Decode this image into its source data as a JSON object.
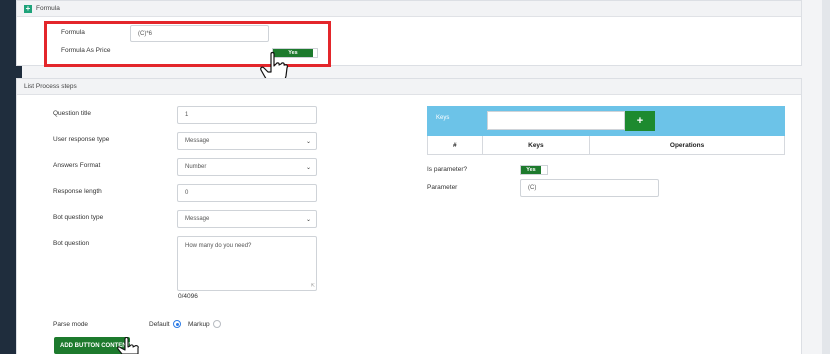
{
  "formula_section": {
    "title": "Formula",
    "formula_label": "Formula",
    "formula_value": "(C)*6",
    "as_price_label": "Formula As Price",
    "as_price_toggle": "Yes"
  },
  "list_section": {
    "title": "List Process steps",
    "question_title_label": "Question title",
    "question_title_value": "1",
    "user_response_type_label": "User response type",
    "user_response_type_value": "Message",
    "answers_format_label": "Answers Format",
    "answers_format_value": "Number",
    "response_length_label": "Response length",
    "response_length_value": "0",
    "bot_question_type_label": "Bot question type",
    "bot_question_type_value": "Message",
    "bot_question_label": "Bot question",
    "bot_question_value": "How many do you need?",
    "char_counter": "0/4096",
    "parse_mode_label": "Parse mode",
    "parse_mode_options": [
      "Default",
      "Markup"
    ],
    "parse_mode_selected": "Default",
    "add_button_label": "ADD BUTTON CONTENT"
  },
  "keys": {
    "label": "Keys",
    "add_icon": "+",
    "columns": [
      "#",
      "Keys",
      "Operations"
    ],
    "is_parameter_label": "Is parameter?",
    "is_parameter_toggle": "Yes",
    "parameter_label": "Parameter",
    "parameter_value": "(C)"
  },
  "colors": {
    "accent_green": "#1d7a2d",
    "keys_bar_blue": "#6cc3e8",
    "highlight_red": "#e3262b",
    "radio_blue": "#2d7be5"
  }
}
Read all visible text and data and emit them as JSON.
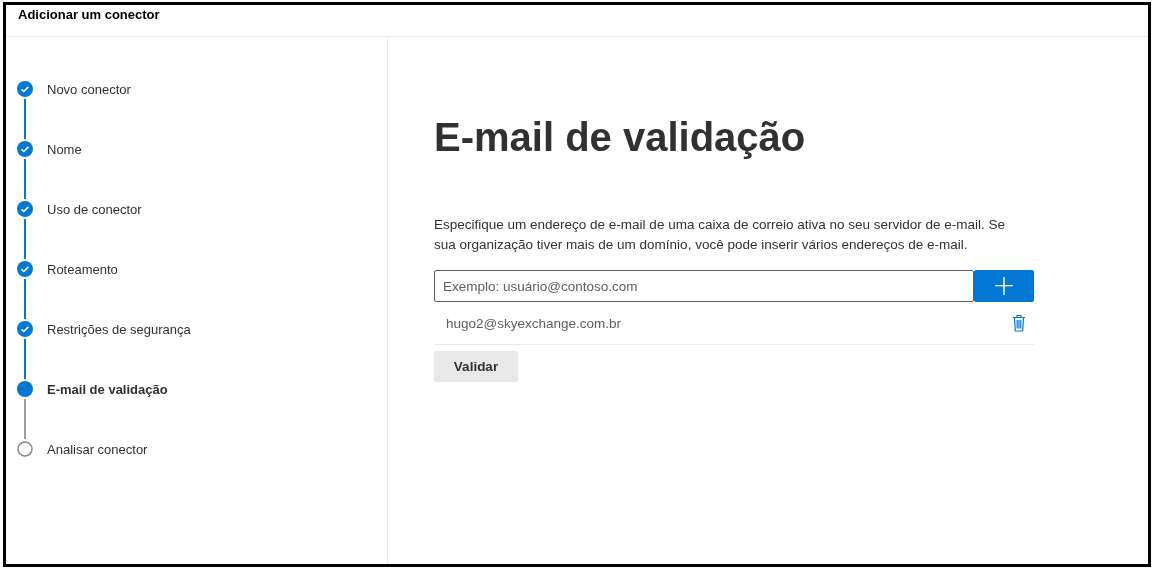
{
  "window": {
    "title": "Adicionar um conector"
  },
  "steps": [
    {
      "label": "Novo conector",
      "kind": "done"
    },
    {
      "label": "Nome",
      "kind": "done"
    },
    {
      "label": "Uso de conector",
      "kind": "done"
    },
    {
      "label": "Roteamento",
      "kind": "done"
    },
    {
      "label": "Restrições de segurança",
      "kind": "done"
    },
    {
      "label": "E-mail de validação",
      "kind": "current"
    },
    {
      "label": "Analisar conector",
      "kind": "pending"
    }
  ],
  "content": {
    "heading": "E-mail de validação",
    "description": "Especifique um endereço de e-mail de uma caixa de correio ativa no seu servidor de e-mail. Se sua organização tiver mais de um domínio, você pode inserir vários endereços de e-mail.",
    "email_field": {
      "placeholder": "Exemplo: usuário@contoso.com"
    },
    "add_button": "+",
    "emails": [
      "hugo2@skyexchange.com.br"
    ],
    "validate_button": "Validar"
  }
}
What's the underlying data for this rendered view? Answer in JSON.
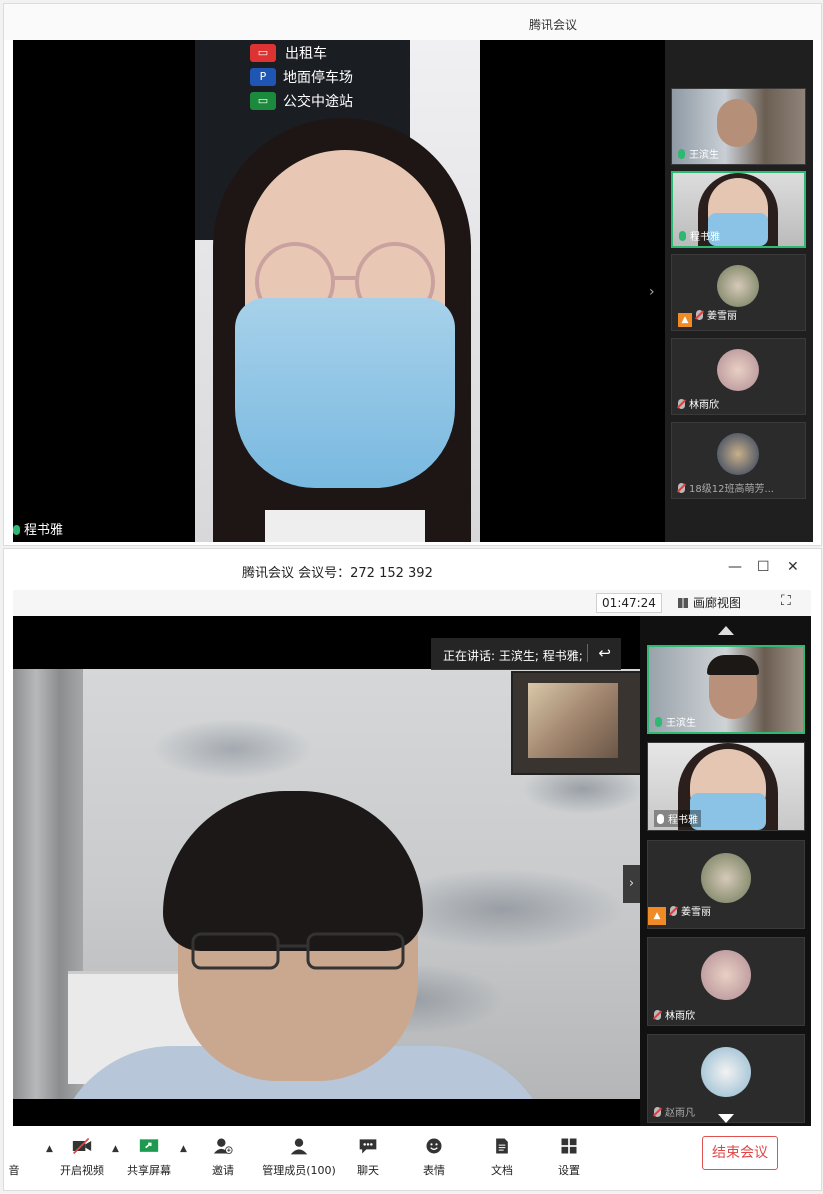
{
  "top_window": {
    "title": "腾讯会议",
    "main_speaker_name": "程书雅",
    "sign_rows": [
      "出租车",
      "地面停车场",
      "公交中途站"
    ],
    "thumbnails": [
      {
        "name": "王滨生",
        "mic": "on"
      },
      {
        "name": "程书雅",
        "mic": "on",
        "active": true
      },
      {
        "name": "姜雪丽",
        "mic": "muted",
        "host": true
      },
      {
        "name": "林雨欣",
        "mic": "muted"
      },
      {
        "name": "18级12班高萌芳...",
        "mic": "muted"
      }
    ],
    "expand_arrow": "›"
  },
  "bottom_window": {
    "title": "腾讯会议  会议号：272 152 392",
    "window_controls": {
      "minimize": "—",
      "maximize": "☐",
      "close": "✕"
    },
    "timer": "01:47:24",
    "gallery_view": "画廊视图",
    "fullscreen": "⛶",
    "speaking_label": "正在讲话: 王滨生; 程书雅;",
    "speaking_icon": "↩",
    "side_arrow": "›",
    "thumbnails": [
      {
        "name": "王滨生",
        "mic": "on",
        "active": true
      },
      {
        "name": "程书雅",
        "mic": "on-white"
      },
      {
        "name": "姜雪丽",
        "mic": "muted",
        "host": true
      },
      {
        "name": "林雨欣",
        "mic": "muted"
      },
      {
        "name": "赵雨凡",
        "mic": "muted"
      }
    ],
    "toolbar": {
      "audio": "音",
      "video": "开启视频",
      "share": "共享屏幕",
      "invite": "邀请",
      "members": "管理成员(100)",
      "chat": "聊天",
      "emoji": "表情",
      "docs": "文档",
      "settings": "设置",
      "end": "结束会议"
    }
  },
  "colors": {
    "accent_green": "#2eb872",
    "end_red": "#e04646",
    "host_orange": "#f08a24"
  }
}
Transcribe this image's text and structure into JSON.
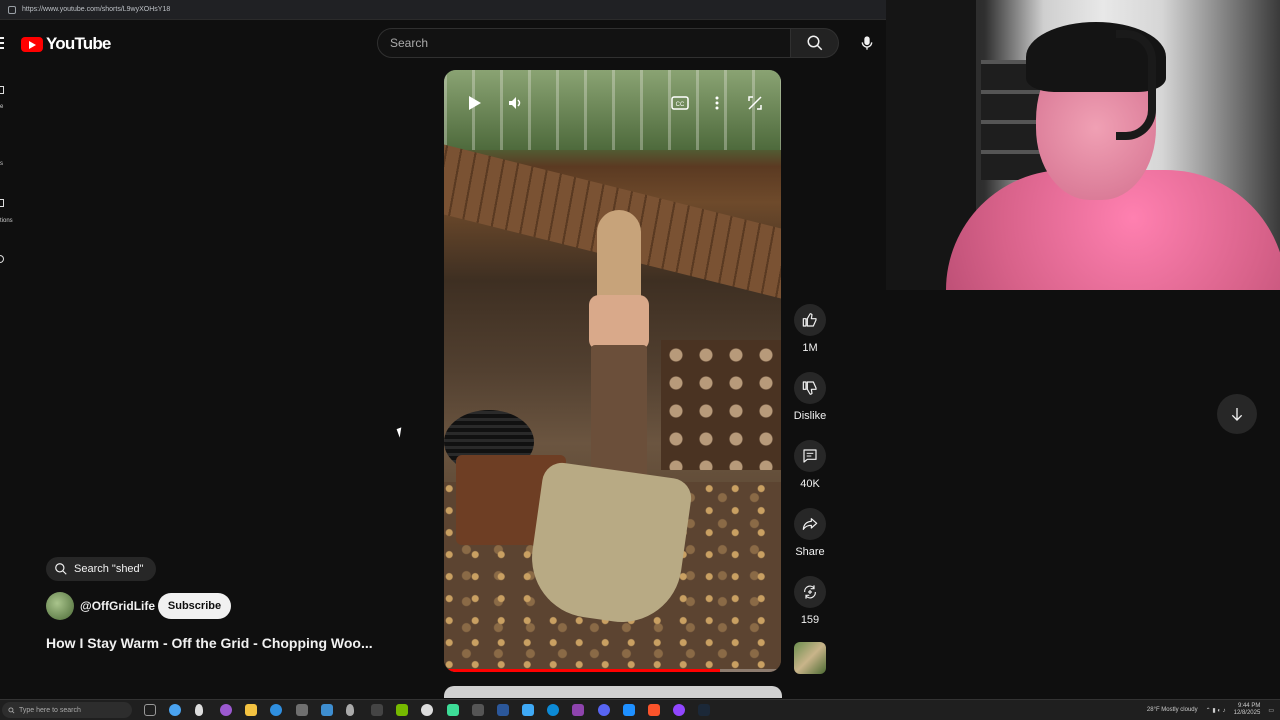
{
  "browser": {
    "url": "https://www.youtube.com/shorts/L9wyXOHsY18"
  },
  "header": {
    "logo_text": "YouTube",
    "search_placeholder": "Search",
    "colors": {
      "brand": "#ff0000",
      "background": "#0f0f0f"
    }
  },
  "sidebar": {
    "fragments": [
      "e",
      "s",
      "tions"
    ]
  },
  "video": {
    "progress_fraction": 0.82,
    "controls": [
      "play-icon",
      "volume-icon",
      "captions-icon",
      "more-icon",
      "fullscreen-icon"
    ]
  },
  "actions": {
    "like_count": "1M",
    "dislike_label": "Dislike",
    "comments_count": "40K",
    "share_label": "Share",
    "remix_count": "159"
  },
  "info": {
    "search_chip": "Search \"shed\"",
    "channel_handle": "@OffGridLife",
    "subscribe_label": "Subscribe",
    "title": "How I Stay Warm - Off the Grid - Chopping Woo..."
  },
  "taskbar": {
    "search_placeholder": "Type here to search",
    "weather": "28°F  Mostly cloudy",
    "time": "9:44 PM",
    "date": "12/8/2025"
  }
}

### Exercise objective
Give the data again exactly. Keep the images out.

### Answer section
Decode this image into its source data as a JSON object.
{
  "formula_section": {
    "title": "Formula",
    "formula_label": "Formula",
    "formula_value": "(C)*6",
    "as_price_label": "Formula As Price",
    "as_price_toggle": "Yes"
  },
  "list_section": {
    "title": "List Process steps",
    "question_title_label": "Question title",
    "question_title_value": "1",
    "user_response_type_label": "User response type",
    "user_response_type_value": "Message",
    "answers_format_label": "Answers Format",
    "answers_format_value": "Number",
    "response_length_label": "Response length",
    "response_length_value": "0",
    "bot_question_type_label": "Bot question type",
    "bot_question_type_value": "Message",
    "bot_question_label": "Bot question",
    "bot_question_value": "How many do you need?",
    "char_counter": "0/4096",
    "parse_mode_label": "Parse mode",
    "parse_mode_options": [
      "Default",
      "Markup"
    ],
    "parse_mode_selected": "Default",
    "add_button_label": "ADD BUTTON CONTENT"
  },
  "keys": {
    "label": "Keys",
    "add_icon": "+",
    "columns": [
      "#",
      "Keys",
      "Operations"
    ],
    "is_parameter_label": "Is parameter?",
    "is_parameter_toggle": "Yes",
    "parameter_label": "Parameter",
    "parameter_value": "(C)"
  },
  "colors": {
    "accent_green": "#1d7a2d",
    "keys_bar_blue": "#6cc3e8",
    "highlight_red": "#e3262b",
    "radio_blue": "#2d7be5"
  }
}
Read all visible text and data and emit them as JSON.
{
  "window": {
    "title": "Adicionar um conector"
  },
  "steps": [
    {
      "label": "Novo conector",
      "kind": "done"
    },
    {
      "label": "Nome",
      "kind": "done"
    },
    {
      "label": "Uso de conector",
      "kind": "done"
    },
    {
      "label": "Roteamento",
      "kind": "done"
    },
    {
      "label": "Restrições de segurança",
      "kind": "done"
    },
    {
      "label": "E-mail de validação",
      "kind": "current"
    },
    {
      "label": "Analisar conector",
      "kind": "pending"
    }
  ],
  "content": {
    "heading": "E-mail de validação",
    "description": "Especifique um endereço de e-mail de uma caixa de correio ativa no seu servidor de e-mail. Se sua organização tiver mais de um domínio, você pode inserir vários endereços de e-mail.",
    "email_field": {
      "placeholder": "Exemplo: usuário@contoso.com"
    },
    "add_button": "+",
    "emails": [
      "hugo2@skyexchange.com.br"
    ],
    "validate_button": "Validar"
  }
}
What's the underlying data for this rendered view? Answer in JSON.
{
  "top_window": {
    "title": "腾讯会议",
    "main_speaker_name": "程书雅",
    "sign_rows": [
      "出租车",
      "地面停车场",
      "公交中途站"
    ],
    "thumbnails": [
      {
        "name": "王滨生",
        "mic": "on"
      },
      {
        "name": "程书雅",
        "mic": "on",
        "active": true
      },
      {
        "name": "姜雪丽",
        "mic": "muted",
        "host": true
      },
      {
        "name": "林雨欣",
        "mic": "muted"
      },
      {
        "name": "18级12班高萌芳...",
        "mic": "muted"
      }
    ],
    "expand_arrow": "›"
  },
  "bottom_window": {
    "title": "腾讯会议  会议号：272 152 392",
    "window_controls": {
      "minimize": "—",
      "maximize": "☐",
      "close": "✕"
    },
    "timer": "01:47:24",
    "gallery_view": "画廊视图",
    "fullscreen": "⛶",
    "speaking_label": "正在讲话: 王滨生; 程书雅;",
    "speaking_icon": "↩",
    "side_arrow": "›",
    "thumbnails": [
      {
        "name": "王滨生",
        "mic": "on",
        "active": true
      },
      {
        "name": "程书雅",
        "mic": "on-white"
      },
      {
        "name": "姜雪丽",
        "mic": "muted",
        "host": true
      },
      {
        "name": "林雨欣",
        "mic": "muted"
      },
      {
        "name": "赵雨凡",
        "mic": "muted"
      }
    ],
    "toolbar": {
      "audio": "音",
      "video": "开启视频",
      "share": "共享屏幕",
      "invite": "邀请",
      "members": "管理成员(100)",
      "chat": "聊天",
      "emoji": "表情",
      "docs": "文档",
      "settings": "设置",
      "end": "结束会议"
    }
  },
  "colors": {
    "accent_green": "#2eb872",
    "end_red": "#e04646",
    "host_orange": "#f08a24"
  }
}
Transcribe this image's text and structure into JSON.
{
  "browser": {
    "url": "https://www.youtube.com/shorts/L9wyXOHsY18"
  },
  "header": {
    "logo_text": "YouTube",
    "search_placeholder": "Search",
    "colors": {
      "brand": "#ff0000",
      "background": "#0f0f0f"
    }
  },
  "sidebar": {
    "fragments": [
      "e",
      "s",
      "tions"
    ]
  },
  "video": {
    "progress_fraction": 0.82,
    "controls": [
      "play-icon",
      "volume-icon",
      "captions-icon",
      "more-icon",
      "fullscreen-icon"
    ]
  },
  "actions": {
    "like_count": "1M",
    "dislike_label": "Dislike",
    "comments_count": "40K",
    "share_label": "Share",
    "remix_count": "159"
  },
  "info": {
    "search_chip": "Search \"shed\"",
    "channel_handle": "@OffGridLife",
    "subscribe_label": "Subscribe",
    "title": "How I Stay Warm - Off the Grid - Chopping Woo..."
  },
  "taskbar": {
    "search_placeholder": "Type here to search",
    "weather": "28°F  Mostly cloudy",
    "time": "9:44 PM",
    "date": "12/8/2025"
  }
}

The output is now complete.